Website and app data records
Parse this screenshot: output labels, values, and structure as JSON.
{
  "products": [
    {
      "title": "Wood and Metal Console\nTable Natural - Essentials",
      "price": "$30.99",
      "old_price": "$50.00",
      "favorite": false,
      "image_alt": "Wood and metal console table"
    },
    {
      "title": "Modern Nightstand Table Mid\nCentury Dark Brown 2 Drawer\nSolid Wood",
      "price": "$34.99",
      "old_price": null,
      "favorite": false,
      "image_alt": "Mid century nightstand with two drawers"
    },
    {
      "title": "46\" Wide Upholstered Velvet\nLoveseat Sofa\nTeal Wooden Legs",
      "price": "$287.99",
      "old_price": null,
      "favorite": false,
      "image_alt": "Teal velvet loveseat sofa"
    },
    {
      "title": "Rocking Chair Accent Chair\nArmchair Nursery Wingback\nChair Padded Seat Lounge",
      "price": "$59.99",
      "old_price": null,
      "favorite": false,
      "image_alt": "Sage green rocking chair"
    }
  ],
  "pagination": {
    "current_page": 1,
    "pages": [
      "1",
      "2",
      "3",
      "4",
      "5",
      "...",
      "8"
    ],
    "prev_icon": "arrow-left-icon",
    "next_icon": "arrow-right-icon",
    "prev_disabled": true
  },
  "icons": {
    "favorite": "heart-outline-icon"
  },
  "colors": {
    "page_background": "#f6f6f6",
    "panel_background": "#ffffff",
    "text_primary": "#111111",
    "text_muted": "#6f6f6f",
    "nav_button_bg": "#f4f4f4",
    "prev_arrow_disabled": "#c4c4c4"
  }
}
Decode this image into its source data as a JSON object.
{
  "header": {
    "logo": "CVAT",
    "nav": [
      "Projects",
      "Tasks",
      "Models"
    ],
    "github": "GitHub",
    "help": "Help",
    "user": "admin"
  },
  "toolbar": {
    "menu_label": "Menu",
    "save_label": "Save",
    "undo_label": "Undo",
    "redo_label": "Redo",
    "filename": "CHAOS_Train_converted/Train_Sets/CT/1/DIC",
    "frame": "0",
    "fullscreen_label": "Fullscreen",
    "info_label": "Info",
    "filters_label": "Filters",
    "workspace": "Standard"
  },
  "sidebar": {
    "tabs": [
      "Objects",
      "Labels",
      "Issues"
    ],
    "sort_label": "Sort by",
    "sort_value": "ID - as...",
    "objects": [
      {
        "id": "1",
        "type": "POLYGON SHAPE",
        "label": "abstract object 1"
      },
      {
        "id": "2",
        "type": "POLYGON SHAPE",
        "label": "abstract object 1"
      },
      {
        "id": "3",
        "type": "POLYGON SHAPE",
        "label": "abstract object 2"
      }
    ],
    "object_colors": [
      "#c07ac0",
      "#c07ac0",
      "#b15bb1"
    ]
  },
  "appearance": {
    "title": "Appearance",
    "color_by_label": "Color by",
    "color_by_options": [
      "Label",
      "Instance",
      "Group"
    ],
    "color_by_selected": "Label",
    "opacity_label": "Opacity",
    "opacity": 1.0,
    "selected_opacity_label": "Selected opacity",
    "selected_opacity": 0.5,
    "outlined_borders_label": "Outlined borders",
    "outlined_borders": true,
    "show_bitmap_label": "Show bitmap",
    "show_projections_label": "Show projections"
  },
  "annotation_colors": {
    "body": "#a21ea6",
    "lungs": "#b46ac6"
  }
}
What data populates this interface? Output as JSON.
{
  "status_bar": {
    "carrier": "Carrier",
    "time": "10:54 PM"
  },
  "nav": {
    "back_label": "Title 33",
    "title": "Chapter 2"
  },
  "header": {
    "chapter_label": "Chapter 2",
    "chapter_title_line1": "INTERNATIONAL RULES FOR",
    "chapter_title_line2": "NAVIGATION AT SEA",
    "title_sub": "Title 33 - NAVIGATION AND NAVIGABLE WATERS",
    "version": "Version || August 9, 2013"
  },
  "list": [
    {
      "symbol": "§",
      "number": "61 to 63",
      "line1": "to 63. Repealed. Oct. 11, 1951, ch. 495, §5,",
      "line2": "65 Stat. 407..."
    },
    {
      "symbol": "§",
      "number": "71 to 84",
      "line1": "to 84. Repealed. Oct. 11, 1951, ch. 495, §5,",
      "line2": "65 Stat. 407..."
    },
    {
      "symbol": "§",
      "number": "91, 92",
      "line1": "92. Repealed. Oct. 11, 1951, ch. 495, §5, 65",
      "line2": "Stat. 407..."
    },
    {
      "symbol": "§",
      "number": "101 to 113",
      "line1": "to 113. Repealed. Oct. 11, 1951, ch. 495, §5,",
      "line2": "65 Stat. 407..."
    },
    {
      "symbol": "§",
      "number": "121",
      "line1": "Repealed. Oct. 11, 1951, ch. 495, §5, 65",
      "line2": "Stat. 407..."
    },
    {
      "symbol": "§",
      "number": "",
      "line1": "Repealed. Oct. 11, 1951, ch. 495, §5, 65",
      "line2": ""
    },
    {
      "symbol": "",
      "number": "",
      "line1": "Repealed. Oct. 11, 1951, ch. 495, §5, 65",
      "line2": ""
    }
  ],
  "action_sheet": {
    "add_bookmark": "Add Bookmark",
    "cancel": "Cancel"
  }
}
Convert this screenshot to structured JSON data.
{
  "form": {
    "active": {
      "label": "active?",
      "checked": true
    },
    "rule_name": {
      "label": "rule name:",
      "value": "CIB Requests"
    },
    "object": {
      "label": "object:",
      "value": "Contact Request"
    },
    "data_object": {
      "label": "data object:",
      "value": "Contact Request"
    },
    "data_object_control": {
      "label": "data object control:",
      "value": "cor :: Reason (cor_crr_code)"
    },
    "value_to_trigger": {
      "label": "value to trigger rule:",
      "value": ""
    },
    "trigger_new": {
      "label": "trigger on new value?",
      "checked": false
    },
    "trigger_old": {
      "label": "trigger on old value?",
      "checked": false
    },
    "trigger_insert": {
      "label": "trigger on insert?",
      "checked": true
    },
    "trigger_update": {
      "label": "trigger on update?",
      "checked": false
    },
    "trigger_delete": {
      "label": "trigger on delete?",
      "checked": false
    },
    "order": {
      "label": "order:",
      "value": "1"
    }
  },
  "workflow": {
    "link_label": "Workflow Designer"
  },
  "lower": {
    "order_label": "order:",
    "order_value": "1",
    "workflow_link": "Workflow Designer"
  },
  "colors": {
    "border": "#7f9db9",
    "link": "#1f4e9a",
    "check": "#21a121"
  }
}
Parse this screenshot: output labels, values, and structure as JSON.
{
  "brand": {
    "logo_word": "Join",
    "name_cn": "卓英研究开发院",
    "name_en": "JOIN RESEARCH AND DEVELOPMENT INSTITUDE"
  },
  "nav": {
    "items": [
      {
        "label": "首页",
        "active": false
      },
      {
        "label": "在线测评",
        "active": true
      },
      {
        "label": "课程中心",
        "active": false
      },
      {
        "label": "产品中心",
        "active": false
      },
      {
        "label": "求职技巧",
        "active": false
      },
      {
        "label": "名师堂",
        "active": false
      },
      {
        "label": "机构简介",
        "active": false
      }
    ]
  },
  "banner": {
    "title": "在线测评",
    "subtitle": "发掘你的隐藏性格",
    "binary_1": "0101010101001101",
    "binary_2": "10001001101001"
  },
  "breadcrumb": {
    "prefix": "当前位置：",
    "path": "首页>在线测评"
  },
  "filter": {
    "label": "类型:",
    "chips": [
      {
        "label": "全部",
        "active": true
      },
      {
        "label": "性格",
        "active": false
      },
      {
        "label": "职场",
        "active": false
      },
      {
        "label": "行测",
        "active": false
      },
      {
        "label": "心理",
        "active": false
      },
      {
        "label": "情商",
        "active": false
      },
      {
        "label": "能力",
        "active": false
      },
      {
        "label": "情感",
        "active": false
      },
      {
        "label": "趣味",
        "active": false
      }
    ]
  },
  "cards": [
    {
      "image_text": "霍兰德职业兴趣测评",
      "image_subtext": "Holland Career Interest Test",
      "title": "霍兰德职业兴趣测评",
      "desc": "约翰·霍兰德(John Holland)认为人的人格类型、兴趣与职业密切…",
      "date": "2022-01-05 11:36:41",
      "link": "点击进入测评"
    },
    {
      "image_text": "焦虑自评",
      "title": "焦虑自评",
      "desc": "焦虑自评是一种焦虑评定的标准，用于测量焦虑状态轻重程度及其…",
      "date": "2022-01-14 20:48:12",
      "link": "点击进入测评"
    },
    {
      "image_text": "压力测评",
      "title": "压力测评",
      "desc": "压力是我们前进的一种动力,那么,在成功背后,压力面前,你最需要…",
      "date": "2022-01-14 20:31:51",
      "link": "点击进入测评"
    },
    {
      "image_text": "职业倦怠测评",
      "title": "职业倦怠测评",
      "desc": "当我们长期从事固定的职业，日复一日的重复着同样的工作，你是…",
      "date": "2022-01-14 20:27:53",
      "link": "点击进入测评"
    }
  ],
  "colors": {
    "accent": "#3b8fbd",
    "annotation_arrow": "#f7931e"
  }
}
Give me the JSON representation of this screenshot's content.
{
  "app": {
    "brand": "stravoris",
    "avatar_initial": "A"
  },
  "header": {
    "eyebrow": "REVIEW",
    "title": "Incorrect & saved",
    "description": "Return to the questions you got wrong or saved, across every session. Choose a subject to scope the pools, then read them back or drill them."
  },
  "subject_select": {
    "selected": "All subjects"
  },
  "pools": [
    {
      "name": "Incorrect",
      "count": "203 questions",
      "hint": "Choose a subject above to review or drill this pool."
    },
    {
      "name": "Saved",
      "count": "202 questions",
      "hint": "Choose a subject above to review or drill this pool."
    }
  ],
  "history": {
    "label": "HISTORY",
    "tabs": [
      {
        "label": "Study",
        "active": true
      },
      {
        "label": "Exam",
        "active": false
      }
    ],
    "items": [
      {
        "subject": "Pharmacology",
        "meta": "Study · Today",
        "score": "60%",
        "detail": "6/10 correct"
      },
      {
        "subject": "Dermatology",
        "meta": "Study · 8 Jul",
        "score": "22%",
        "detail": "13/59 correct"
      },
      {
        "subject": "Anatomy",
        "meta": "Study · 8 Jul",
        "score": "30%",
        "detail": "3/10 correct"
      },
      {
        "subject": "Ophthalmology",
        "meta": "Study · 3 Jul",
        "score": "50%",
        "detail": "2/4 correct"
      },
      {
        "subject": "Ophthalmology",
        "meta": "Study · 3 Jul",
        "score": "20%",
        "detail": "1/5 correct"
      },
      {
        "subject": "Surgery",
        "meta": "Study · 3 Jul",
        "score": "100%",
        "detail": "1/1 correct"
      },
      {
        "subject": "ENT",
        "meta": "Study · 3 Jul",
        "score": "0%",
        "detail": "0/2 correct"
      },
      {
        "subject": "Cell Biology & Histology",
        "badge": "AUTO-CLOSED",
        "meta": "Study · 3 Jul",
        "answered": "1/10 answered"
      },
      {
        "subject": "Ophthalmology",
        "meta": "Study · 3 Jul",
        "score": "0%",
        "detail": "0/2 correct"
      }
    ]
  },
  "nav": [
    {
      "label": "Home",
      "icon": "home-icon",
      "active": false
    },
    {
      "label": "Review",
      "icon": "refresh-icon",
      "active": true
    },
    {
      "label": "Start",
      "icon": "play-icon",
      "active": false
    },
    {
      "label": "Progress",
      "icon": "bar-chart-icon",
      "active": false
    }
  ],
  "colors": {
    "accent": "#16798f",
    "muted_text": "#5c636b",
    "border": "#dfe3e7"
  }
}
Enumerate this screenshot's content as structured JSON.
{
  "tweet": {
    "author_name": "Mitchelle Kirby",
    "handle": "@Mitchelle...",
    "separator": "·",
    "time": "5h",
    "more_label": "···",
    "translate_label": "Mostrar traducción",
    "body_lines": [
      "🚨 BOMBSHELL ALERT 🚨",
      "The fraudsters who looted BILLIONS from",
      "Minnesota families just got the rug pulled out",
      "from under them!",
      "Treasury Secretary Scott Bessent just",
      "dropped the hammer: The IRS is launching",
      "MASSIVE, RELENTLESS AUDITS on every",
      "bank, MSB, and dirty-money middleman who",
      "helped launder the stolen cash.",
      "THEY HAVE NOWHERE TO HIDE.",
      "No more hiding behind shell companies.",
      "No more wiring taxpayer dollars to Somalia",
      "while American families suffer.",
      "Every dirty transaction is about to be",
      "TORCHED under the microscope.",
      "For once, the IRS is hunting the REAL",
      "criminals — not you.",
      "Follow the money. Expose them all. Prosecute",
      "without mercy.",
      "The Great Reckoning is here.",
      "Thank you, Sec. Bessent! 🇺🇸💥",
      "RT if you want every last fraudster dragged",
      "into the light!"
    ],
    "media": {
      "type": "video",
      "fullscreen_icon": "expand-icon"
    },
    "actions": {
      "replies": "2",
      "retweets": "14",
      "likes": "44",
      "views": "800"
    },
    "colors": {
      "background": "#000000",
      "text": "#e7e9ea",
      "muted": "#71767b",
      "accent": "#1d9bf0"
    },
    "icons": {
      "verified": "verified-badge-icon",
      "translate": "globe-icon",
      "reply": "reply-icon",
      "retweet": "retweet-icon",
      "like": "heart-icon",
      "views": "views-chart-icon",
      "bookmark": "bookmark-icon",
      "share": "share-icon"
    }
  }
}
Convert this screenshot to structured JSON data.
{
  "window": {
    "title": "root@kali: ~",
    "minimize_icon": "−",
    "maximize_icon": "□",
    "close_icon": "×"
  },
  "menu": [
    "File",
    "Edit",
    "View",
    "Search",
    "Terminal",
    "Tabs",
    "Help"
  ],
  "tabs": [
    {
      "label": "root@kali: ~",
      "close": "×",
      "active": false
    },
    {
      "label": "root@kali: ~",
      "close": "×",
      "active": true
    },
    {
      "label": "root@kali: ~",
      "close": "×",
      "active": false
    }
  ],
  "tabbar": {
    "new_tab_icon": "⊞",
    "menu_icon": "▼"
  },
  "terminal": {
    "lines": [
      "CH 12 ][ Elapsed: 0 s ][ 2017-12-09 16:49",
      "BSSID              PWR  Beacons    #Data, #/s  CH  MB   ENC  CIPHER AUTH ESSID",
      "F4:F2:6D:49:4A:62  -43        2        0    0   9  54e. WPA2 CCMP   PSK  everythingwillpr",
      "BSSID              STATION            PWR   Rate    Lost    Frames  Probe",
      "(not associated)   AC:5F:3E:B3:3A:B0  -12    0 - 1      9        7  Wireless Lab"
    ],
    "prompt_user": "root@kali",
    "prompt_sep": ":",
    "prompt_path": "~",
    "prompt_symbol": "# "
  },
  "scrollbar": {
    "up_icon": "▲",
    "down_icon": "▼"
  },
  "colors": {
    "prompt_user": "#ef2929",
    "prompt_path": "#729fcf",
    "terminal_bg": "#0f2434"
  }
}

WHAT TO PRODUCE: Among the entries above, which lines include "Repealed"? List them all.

REPLY TO THE TASK:
      "line1": "to 63. Repealed. Oct. 11, 1951, ch. 495, §5,",
      "line1": "to 84. Repealed. Oct. 11, 1951, ch. 495, §5,",
      "line1": "92. Repealed. Oct. 11, 1951, ch. 495, §5, 65",
      "line1": "to 113. Repealed. Oct. 11, 1951, ch. 495, §5,",
      "line1": "Repealed. Oct. 11, 1951, ch. 495, §5, 65",
      "line1": "Repealed. Oct. 11, 1951, ch. 495, §5, 65",
      "line1": "Repealed. Oct. 11, 1951, ch. 495, §5, 65",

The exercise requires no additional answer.